When caring for your elderly parent, you may need help from time to time. That help can take many forms, but what kind of help is appropriate, and who can provide it?
Full-time Residential Care
If you are like most adults with a family of your own, you may not be able to provide the level of supervision and support your elderly parent needs. Naturally, you want your parent to enjoy the comfort and familiarity of home. Yet providing inadequate medical care, cognitive stimulation and mobility assistance can put your parent’s health and safety at risk. There may come a time when you should look for a good residential care facility Missouri. There are many options, so visit several sites in person. Find one near you so you can maintain constant contact and visit your parent often.
Part-time In-home Care
Your parent may need aid with just a few daily tasks. Hiring an in-home helper is a good option if your parent needs support during bathing, dressing or using the toilet. Other common services include preparing meals to meet special dietary needs, administering mediation and assisting with transportation. You can ensure your parent gets a program tailored to his or her particular needs, while enjoying the comforts of home. Moreover, you and your parent are free to nurture your personal relationship and enjoy each other’s company.
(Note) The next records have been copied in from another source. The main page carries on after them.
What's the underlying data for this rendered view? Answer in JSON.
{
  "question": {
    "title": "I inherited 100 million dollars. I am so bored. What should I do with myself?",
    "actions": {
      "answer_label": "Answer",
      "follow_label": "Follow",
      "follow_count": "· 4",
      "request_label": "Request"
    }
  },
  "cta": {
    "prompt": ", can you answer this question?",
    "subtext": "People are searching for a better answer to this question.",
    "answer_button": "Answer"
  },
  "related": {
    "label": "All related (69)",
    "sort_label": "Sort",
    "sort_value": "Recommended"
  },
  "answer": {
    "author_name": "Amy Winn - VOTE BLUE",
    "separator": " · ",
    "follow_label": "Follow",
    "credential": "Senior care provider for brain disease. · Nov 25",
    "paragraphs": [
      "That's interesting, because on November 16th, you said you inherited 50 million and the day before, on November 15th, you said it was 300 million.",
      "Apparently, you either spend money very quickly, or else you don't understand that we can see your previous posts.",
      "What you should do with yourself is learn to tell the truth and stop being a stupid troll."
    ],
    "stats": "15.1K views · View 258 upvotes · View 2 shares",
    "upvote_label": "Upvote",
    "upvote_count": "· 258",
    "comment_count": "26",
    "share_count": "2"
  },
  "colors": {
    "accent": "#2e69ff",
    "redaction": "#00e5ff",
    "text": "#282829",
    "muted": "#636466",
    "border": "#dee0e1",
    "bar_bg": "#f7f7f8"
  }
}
When your parent first moves in, there will be an adjustment period for everyone in the home. Prior to the initial move, you may want advice about modifying your surroundings. You may have concerns about your parent’s safety, especially if there are mobility issues to consider. Occupational therapists often provide home visits, which can be immensely helpful. These professionals can identify safety hazards and recommend installing items such as tub handles and hallway stability rails. They can also evaluate an elderly person’s ability to perform routine daily activities and prescribe exercises that can help with flexibility and balance.